Instructions to follow — Below are the records; work out how many lines among them contain "Cilandak", and write nothing besides that number.

(Records for this exercise)

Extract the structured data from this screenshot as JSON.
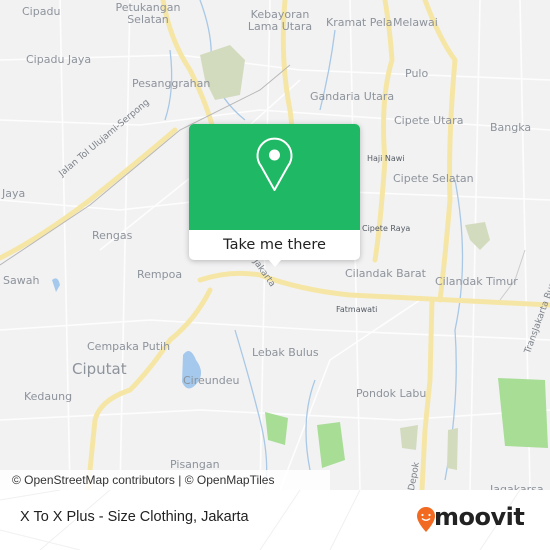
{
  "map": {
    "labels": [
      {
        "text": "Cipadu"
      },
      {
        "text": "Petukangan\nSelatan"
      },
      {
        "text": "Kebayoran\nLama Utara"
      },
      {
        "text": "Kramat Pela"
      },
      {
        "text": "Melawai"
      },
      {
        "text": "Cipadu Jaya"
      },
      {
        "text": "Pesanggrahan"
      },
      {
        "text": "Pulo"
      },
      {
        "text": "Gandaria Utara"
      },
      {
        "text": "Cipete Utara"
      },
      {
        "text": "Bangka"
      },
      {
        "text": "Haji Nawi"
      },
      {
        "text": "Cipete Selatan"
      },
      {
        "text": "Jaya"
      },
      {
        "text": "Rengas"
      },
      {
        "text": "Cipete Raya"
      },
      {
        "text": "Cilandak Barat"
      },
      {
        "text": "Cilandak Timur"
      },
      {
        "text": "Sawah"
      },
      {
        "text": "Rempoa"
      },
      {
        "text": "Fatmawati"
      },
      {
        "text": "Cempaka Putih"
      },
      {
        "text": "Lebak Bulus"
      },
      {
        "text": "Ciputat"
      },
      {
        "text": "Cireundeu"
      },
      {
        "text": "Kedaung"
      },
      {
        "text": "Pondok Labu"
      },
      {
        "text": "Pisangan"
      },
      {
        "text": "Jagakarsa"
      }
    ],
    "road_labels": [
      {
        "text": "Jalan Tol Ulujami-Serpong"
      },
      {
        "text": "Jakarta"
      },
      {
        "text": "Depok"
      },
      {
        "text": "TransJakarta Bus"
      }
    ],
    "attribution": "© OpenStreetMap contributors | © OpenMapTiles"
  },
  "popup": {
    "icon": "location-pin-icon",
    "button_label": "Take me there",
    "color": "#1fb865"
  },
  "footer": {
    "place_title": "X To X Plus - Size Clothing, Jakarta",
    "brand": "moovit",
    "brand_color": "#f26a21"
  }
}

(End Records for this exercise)

Finished task — 2